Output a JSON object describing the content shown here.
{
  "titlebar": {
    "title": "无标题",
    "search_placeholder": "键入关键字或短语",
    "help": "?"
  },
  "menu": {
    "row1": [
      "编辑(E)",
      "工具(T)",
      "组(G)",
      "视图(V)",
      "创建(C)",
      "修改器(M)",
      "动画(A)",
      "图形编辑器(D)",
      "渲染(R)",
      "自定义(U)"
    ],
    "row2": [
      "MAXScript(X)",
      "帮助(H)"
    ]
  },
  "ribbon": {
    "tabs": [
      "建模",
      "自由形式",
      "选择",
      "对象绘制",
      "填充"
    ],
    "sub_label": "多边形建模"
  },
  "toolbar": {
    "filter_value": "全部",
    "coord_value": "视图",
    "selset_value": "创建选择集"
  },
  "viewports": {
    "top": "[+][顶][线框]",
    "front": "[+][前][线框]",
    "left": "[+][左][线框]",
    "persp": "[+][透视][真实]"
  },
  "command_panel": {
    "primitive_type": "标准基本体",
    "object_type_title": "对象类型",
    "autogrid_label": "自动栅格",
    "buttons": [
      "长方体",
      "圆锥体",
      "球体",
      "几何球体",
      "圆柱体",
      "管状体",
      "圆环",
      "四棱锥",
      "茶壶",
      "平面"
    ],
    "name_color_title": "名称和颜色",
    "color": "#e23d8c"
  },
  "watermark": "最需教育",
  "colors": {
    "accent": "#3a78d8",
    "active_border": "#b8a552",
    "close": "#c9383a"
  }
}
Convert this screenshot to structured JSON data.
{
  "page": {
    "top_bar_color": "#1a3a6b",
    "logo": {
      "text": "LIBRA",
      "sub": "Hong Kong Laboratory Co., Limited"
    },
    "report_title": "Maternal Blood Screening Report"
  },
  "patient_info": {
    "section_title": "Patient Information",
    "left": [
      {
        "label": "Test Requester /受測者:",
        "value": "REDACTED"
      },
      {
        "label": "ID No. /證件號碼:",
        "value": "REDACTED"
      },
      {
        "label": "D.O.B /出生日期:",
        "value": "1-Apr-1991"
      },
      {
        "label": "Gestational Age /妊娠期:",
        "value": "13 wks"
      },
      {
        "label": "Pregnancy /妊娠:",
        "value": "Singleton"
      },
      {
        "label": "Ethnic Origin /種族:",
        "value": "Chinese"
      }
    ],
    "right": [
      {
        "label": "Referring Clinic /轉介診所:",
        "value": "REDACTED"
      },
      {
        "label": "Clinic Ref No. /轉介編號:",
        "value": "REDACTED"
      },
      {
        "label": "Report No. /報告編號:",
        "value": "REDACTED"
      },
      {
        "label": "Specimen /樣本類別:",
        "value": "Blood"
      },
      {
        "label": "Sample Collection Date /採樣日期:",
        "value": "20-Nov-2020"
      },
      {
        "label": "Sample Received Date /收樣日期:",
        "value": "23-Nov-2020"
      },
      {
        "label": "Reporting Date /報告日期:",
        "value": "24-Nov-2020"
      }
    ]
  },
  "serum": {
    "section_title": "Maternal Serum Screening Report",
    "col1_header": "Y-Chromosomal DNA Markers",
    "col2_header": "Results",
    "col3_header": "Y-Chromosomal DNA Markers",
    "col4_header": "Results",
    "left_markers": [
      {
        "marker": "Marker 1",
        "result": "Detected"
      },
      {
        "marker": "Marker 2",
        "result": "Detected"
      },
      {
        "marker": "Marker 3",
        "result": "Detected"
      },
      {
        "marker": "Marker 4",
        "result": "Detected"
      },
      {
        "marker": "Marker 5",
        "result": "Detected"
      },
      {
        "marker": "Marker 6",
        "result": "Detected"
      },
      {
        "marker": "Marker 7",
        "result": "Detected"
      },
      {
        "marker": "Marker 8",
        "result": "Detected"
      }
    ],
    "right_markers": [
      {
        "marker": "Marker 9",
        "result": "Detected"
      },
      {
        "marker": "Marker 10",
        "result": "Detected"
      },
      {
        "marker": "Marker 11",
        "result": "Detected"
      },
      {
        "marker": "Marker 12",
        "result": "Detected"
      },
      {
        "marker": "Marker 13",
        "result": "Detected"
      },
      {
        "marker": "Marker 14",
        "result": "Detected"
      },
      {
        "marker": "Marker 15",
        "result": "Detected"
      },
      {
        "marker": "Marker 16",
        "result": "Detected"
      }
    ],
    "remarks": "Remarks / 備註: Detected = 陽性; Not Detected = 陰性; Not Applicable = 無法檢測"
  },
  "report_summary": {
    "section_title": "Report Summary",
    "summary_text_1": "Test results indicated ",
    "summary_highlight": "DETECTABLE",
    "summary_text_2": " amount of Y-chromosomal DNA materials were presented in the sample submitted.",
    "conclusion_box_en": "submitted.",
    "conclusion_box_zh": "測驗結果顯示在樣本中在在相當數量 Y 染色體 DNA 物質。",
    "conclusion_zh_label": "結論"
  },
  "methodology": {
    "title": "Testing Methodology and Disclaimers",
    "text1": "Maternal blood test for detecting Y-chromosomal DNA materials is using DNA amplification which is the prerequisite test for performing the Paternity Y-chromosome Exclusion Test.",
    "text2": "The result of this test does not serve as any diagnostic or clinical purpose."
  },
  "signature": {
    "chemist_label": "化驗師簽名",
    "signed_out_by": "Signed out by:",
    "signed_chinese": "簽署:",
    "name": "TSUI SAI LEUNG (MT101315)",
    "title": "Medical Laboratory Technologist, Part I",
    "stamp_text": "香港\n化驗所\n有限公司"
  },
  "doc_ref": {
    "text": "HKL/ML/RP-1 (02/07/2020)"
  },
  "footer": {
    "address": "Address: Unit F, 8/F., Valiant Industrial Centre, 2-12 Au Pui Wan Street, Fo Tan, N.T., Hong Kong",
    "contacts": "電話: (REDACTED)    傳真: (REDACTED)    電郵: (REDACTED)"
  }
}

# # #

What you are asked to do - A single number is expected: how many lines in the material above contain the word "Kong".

Solution - 2